In the next step, the Vatican Congregation for Cause of Saints, which is a panel including theologians and cardinals, examine the person’s life and reputation. The members hold a debt twice a month over the person’s eligibility for sainthood. If there is approval, the individual is deemed venerable. This individual is a clear role model for Catholics.
Beatification is the third step, in which the Church establishes that the individual has performed a posthumous (after death) miracle. Martyrs, however, do not require proof of having performed a miracle in order to be beatified. To determine the occurrence of a miracle, presenting only eyewitness accounts are insufficient. There must be proper documentation and authentication of the miracle. Scientists, medical experts and theological experts are consulted for knowledge and expertise to provide insight into the healing miracles. Doctors also examine the healing miracles to determine if there is any scientific or medical explanation. If there is no natural explanation, the healing is then recognized as being a miracle. If the healing is proven to be a miracle, this means that God has performed a miracle in response to the Blessed person’s prayer. For instance, if someone was ill and prayed to the candidate in question, and was thereby cured without any natural explanation, this would indicate a miracle occurred. After the pre-requisite of a posthumous miracle is completed, the pope can then deem the candidate as blessed.
The final stage is recognizing the Blessed as a being a Saint. Evidence of another miracle must be presented to the pope. If the pope approves, the candidate can be recognized publicly as a saint. The saint is then recognized to have Beatific Vision, which means that God has directly communicated to the saint when he or she has achieved perfect salvation (heaven).
Normally the act of beatification and recognition of sainthood occurs in St. Peter’s Square outside the Vatican and St. Peter’s Basilica. At other times, the public recognition of a candidate being blessed and becoming a saint occur where the person spent his or her life.

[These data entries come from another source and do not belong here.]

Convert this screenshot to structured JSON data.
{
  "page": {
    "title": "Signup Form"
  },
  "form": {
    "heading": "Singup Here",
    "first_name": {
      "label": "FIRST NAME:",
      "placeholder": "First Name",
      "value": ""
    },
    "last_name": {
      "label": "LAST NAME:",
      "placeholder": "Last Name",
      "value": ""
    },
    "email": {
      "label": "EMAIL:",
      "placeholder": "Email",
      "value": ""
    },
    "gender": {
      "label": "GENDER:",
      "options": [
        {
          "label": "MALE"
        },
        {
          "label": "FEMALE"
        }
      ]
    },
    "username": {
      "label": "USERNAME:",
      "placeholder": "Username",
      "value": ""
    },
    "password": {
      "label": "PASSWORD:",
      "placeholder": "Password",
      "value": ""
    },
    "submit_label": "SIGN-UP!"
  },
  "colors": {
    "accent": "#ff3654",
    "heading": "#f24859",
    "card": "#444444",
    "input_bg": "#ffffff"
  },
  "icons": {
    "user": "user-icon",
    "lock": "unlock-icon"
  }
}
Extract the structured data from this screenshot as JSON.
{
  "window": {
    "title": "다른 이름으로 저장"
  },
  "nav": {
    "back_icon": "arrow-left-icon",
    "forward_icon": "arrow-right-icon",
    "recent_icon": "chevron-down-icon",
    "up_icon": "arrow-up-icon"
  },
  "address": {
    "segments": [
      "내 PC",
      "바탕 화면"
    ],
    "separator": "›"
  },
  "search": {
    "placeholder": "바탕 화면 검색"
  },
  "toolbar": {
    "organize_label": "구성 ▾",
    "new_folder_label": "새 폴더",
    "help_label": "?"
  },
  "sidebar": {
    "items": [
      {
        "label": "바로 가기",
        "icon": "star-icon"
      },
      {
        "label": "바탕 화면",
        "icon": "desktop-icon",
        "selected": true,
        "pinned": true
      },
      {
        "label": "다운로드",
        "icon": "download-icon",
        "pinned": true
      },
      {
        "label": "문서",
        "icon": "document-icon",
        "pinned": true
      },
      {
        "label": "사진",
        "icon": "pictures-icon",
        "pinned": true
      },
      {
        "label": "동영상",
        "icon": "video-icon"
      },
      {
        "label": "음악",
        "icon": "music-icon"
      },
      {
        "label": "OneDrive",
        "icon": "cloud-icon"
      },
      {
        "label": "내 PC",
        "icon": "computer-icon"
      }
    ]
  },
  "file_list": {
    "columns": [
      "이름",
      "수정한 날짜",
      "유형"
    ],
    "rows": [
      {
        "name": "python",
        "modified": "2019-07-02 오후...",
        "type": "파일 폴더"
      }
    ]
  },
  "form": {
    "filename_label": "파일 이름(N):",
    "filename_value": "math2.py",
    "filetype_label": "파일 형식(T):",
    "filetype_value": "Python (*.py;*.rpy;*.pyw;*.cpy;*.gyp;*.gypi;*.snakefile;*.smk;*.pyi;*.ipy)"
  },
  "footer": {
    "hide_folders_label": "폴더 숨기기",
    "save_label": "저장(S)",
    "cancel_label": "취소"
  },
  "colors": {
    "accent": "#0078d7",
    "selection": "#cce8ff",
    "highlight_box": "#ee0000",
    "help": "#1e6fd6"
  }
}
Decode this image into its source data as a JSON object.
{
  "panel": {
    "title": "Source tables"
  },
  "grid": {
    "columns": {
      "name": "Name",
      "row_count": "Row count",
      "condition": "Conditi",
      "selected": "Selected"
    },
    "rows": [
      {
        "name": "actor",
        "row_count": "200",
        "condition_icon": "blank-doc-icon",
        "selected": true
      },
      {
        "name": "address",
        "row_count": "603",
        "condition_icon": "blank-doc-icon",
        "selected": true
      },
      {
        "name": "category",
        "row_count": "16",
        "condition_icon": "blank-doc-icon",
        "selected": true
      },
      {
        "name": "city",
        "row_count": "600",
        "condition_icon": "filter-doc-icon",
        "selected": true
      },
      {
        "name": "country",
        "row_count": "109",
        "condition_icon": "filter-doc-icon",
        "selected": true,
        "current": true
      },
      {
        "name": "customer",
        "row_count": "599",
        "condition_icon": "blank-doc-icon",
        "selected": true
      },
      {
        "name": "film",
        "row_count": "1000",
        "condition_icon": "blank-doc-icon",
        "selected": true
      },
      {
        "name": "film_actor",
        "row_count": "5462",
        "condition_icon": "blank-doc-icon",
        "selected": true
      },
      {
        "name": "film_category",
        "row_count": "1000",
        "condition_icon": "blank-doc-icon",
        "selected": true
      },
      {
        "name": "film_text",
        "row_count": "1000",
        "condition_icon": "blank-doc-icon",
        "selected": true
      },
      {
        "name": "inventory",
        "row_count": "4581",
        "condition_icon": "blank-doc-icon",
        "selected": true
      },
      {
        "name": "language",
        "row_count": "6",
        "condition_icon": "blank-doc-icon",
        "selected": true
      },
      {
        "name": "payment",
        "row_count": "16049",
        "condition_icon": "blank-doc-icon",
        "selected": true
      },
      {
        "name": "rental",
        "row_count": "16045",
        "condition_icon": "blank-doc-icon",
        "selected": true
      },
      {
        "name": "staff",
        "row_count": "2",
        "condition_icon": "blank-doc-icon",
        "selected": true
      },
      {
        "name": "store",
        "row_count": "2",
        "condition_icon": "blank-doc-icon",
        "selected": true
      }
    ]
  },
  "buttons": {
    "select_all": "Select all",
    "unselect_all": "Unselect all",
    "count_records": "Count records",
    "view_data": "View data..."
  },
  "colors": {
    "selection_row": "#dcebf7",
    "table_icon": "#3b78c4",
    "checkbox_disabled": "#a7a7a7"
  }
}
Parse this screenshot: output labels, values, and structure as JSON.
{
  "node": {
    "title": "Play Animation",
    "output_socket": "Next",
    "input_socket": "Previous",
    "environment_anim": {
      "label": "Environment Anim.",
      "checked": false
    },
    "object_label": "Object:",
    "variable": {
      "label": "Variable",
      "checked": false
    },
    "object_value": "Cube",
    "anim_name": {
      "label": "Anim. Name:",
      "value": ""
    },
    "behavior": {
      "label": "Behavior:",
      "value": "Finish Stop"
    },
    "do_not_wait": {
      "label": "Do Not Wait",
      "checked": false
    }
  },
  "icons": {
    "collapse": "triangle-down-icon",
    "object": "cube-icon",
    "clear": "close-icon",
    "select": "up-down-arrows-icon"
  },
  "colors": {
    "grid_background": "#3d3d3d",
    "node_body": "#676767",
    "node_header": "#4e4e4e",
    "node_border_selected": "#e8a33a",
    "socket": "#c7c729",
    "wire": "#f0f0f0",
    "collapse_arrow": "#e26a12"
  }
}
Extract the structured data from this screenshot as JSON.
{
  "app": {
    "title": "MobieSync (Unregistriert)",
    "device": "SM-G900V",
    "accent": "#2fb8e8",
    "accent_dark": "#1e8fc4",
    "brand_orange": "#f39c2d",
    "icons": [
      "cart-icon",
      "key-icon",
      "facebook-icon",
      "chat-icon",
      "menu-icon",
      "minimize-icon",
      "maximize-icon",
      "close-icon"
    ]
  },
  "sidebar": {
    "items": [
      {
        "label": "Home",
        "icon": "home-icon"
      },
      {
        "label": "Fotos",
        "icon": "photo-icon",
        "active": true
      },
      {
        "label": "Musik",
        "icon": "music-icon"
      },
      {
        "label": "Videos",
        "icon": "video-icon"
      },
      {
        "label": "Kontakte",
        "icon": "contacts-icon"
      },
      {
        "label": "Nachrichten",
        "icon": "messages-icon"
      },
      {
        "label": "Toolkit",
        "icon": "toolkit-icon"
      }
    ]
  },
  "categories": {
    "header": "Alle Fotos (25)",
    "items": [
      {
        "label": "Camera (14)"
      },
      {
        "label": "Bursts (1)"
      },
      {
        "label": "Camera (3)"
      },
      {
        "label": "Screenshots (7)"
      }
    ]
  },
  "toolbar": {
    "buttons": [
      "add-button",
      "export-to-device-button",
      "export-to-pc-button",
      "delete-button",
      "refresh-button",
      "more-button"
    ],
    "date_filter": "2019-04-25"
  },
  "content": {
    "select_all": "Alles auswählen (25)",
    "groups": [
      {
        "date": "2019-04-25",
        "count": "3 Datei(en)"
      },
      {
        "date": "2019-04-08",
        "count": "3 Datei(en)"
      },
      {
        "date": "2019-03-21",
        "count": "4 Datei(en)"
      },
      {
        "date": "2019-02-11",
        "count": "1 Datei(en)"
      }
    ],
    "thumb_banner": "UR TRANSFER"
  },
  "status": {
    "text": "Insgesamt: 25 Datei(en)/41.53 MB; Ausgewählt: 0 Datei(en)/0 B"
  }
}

Some saints are selected to be patron saints, who are heavenly advocates for various things, such as countries, areas, occupations, families and people. Patron saints are believed to be protectors for the area in which they are in charge. Usually, patron saints become saints over places and specializations which they were involved in during their lifetime.